During the bloom, comparing the weight of the hive at night, then in the afternoon gives me an idea of the strength of my foraging force. In the winter, I can see how much resources are being used by the hive.

Patrick’s Wi-Fi Hive Scale takes all the guessing out of the equation. Easy to set up and even easier to use. I highly recommend it.

— Sean C., NC
I'm looking forward to watching the data this winter. Should be interesting to see how much of the 50lbs of honey they eat through before spring.

— Oregon
First, the most important thing I learned is to leave more honey for winter, and not to take so much in the fall. It amazes me even in the summer months how much honey is consumed in 3 or 4 days of rain by a strong colony. Actually if the weight does NOT drop during rainy days, the hive is in trouble.

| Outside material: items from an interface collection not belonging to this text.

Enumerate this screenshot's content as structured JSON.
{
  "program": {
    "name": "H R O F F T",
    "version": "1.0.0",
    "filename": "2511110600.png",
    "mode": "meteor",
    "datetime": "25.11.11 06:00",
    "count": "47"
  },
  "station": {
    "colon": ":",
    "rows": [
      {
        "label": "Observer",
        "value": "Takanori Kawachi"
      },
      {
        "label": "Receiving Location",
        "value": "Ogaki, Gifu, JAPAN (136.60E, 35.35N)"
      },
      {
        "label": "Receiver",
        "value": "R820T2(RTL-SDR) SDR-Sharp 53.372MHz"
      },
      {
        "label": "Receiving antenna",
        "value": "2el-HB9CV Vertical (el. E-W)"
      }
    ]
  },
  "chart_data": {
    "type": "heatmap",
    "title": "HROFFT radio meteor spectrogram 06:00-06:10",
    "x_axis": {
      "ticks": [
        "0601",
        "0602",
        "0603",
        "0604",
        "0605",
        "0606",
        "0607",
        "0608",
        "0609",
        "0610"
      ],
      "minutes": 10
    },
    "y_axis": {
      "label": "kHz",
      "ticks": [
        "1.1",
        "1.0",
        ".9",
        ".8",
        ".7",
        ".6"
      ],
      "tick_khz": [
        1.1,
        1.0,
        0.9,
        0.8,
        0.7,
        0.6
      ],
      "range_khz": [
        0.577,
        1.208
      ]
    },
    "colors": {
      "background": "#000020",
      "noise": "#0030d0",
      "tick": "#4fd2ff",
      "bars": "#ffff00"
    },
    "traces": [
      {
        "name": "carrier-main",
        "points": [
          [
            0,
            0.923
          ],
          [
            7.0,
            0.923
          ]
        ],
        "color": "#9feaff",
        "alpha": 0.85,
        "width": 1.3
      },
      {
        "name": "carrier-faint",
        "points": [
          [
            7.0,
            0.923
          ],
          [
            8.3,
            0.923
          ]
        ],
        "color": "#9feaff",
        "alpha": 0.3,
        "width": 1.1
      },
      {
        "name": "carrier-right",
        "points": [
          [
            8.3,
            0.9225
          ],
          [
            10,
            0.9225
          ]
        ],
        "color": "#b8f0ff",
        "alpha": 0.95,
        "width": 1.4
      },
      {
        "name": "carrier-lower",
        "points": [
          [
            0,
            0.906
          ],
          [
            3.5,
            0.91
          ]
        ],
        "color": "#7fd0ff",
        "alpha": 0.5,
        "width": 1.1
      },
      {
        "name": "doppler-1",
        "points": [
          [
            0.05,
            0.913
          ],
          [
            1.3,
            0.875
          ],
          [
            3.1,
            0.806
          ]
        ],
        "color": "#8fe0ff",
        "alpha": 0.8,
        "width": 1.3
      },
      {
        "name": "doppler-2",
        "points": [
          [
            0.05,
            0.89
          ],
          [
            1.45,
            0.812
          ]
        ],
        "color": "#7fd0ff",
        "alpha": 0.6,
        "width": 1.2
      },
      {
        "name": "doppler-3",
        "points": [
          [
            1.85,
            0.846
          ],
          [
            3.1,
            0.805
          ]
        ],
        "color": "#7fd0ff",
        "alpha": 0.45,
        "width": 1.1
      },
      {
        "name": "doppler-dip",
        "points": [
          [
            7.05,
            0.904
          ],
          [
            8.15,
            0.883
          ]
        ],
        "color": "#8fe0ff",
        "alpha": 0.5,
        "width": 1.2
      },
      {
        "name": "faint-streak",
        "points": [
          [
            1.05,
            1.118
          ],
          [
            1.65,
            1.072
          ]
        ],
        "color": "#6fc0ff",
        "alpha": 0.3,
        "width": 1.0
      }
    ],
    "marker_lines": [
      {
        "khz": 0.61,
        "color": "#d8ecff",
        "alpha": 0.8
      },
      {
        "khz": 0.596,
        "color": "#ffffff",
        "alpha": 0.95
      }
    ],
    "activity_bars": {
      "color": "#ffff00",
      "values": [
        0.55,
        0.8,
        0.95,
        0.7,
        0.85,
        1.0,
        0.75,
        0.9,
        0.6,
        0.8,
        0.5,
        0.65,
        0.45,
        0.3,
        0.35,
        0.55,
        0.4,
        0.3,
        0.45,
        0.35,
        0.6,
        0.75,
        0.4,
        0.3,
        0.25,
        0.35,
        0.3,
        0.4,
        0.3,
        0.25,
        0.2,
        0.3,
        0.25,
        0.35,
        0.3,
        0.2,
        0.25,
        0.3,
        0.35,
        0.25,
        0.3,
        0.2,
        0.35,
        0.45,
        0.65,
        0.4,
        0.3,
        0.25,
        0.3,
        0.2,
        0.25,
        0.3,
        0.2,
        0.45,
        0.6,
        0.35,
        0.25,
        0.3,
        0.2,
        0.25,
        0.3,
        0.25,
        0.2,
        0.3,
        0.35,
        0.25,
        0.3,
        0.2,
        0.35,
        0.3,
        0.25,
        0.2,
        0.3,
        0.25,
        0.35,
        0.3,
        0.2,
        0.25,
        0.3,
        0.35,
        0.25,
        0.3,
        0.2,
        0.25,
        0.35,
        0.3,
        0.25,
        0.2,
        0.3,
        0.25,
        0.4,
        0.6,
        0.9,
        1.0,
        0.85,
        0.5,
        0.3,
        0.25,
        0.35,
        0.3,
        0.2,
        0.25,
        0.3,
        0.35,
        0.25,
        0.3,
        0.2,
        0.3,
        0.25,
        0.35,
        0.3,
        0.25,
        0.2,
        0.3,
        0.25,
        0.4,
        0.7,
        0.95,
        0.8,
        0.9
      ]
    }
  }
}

Secondly, during May and June when blossoms abound and honey is flowing strong as the nectar is building in the hive, and it suddenly levels off, the hive is putting—everything—into preparing for a swarm. I opened the hive and removed frames with the queen cells and placed them in new hives. I was able to make several new hives with Ohio Queens in addition to saving the original hive from swarming. You can only see this if you have the Wi-Fi Hive Scale.

— Ohio
Cellular Wi-Fi Hive Scale in Coshocton, OH.
Western Australia bait hives using the Cellular Wi-Fi Hive Scale.
The Cellular Wi-Fi Hive Scale shows the arrival of a swarm.